In the wake of COVID-19, Briggs predicted that new kinds of ventures will attract investments. Beyond diagnostics, he sees increased attention to technologies that can increase longevity, far beyond wearable heart monitoring devices. Others will see value in tackling hard problems like antimicrobial resistance. Education has been shown to be ripe for change and growth, as seen by the proliferation of online lessons and video learning.
What might change
The pandemic is unprecedented for many reasons, yet one of the biggest impacts may be entirely predictable: as organizations focus on survival, money may be hard to come by.
Entrepreneurs are likely to emerge in any downturn, Briggs said. Alberta’s energy woes will likely mean a spike in needs-based entrepreneurs, individuals forced to strike out on their own amidst record unemployment. This work tends to be less lucrative than the jobs lost, making it less likely to lead to growth in the short term.
Yet as more capital becomes available, Briggs expects there will be more willingness to invest in newer areas. Exploration may have already started, which could mean that ignored innovators could see more opportunity. That could accelerate research, technologies and product development already underway at places like the U of A, where there’s an innate capacity for innovation. It might not displace energy as the main driver of the local economy right away, but it could create new types of growth.
“You have people who have been working on big challenges their whole careers but haven’t been able to get the kind of capital they need to drive those businesses and move those new technologies, like diagnostics and digital health,” Briggs said. “It’s been a massively underfunded space even though we know it is crucial to our future.”

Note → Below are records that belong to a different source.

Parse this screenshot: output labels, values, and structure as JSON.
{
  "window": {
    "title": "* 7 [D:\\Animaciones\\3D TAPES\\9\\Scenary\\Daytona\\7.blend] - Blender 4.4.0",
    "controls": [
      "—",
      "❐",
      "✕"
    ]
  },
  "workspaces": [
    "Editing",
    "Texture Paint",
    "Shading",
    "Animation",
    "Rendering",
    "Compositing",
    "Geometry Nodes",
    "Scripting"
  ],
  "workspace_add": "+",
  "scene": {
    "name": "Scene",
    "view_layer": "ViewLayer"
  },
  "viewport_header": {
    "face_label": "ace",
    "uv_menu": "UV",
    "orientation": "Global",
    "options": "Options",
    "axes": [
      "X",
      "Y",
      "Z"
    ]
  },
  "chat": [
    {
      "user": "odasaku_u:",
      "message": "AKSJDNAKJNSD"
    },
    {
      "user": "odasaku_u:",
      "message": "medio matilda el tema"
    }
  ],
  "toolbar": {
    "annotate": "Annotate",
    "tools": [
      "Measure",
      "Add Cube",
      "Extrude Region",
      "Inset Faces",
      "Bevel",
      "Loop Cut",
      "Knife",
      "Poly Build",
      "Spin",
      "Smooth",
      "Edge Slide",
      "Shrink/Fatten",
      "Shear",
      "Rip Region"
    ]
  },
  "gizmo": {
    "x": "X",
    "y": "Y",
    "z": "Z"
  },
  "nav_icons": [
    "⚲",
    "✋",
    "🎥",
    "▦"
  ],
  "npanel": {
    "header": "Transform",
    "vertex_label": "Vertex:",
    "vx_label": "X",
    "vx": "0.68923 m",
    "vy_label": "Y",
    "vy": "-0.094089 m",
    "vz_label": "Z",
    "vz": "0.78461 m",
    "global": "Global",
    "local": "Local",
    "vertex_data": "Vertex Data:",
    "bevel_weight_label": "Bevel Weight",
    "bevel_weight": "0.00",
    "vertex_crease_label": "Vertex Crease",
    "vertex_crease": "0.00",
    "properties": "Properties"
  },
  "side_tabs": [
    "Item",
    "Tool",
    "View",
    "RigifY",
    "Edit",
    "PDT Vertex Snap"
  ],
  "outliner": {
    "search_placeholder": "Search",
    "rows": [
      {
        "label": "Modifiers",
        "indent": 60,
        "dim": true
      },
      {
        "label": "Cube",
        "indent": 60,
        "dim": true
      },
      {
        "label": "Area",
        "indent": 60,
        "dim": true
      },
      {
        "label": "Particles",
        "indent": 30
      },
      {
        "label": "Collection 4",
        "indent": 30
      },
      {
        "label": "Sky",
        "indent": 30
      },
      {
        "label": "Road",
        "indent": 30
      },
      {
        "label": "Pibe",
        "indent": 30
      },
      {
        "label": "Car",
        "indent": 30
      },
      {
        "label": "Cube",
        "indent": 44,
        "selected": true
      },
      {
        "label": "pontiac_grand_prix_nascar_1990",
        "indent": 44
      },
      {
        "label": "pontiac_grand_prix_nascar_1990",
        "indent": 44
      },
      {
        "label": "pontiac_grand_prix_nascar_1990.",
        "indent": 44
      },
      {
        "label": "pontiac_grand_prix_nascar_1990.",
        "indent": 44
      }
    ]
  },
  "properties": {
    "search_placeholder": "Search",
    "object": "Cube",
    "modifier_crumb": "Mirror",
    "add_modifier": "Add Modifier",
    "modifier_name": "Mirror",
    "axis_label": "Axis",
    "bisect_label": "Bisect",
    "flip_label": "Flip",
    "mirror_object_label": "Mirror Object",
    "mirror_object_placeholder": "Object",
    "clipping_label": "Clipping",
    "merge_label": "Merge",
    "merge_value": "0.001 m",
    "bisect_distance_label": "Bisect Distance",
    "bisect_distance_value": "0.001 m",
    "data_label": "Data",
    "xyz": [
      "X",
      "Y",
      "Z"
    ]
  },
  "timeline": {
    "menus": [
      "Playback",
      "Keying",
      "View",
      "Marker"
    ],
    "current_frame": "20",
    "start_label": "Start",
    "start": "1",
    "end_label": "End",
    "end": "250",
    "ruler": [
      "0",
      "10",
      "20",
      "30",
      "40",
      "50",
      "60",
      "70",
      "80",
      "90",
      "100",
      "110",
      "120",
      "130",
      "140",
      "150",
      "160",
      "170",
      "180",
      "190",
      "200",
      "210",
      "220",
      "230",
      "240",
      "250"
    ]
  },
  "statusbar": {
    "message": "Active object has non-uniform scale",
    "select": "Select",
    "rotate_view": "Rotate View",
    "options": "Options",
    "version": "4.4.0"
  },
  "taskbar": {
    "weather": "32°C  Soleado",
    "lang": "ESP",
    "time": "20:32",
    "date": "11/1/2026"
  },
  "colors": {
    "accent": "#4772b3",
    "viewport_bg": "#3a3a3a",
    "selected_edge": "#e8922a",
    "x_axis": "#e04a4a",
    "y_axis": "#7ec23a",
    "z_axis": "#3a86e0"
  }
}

Change means winners and losers. Investors in communications technologies like Zoom are benefiting from the pandemic. If there’s a massive currency crisis, cryptocurrencies like Bitcoin could see a windfall.
Doucet said there could be beneficiaries even within hard-hit sectors like tourism. It’s what happens when innovative people are forced to shift.
“It could be that Canadians travel less outside the country but more within the country,” Doucet said. “That could be very good for Canadian tourist destinations.”
Both professors see growth opportunities for Alberta. Doucet, who recently chaired a working group on incentives for the tech sector, said the province is well positioned to attract innovation as a northern hub close to the agriculture and oil and gas sectors. There could be huge gains in technology and artificial intelligence, he noted.
“There’s a lot of potential for Alberta to be a significant player—not a Silicon Valley, but a significant player,” Doucet said. “We have an ability to continue and accelerate the number of firms that we create, the number of entrepreneurial tech ventures, startups and growth firms that will lead to investment, job creation and long-term wealth creation. That’s all the more important today.”
Briggs pointed to Alberta for additional reasons. Because many traditional barriers to technological innovation have broken down—particularly in access to information services and infrastructure—high-growth organizations are possible in any major city. In addition, hubs like Boston or Silicon Valley have endured booms and busts, emerging out of difficult circumstances.
Innovation remains hard to predict. Briggs argued that it would be difficult to predict the emergence of Silicon Valley on former almond farms and orange orchards. Now it’s a global technology and venture capital hub. Alberta’s energy industry, he argued, emerged from a combination of ambition, innovation and investment. For the region to be successful, those factors will have to continue.
“It’s still an extremely amazing time in history to build an incredibly high-growth business,” Briggs said. “Innovation is hard. These are hard times. It might be easier for some innovations in these hard times.”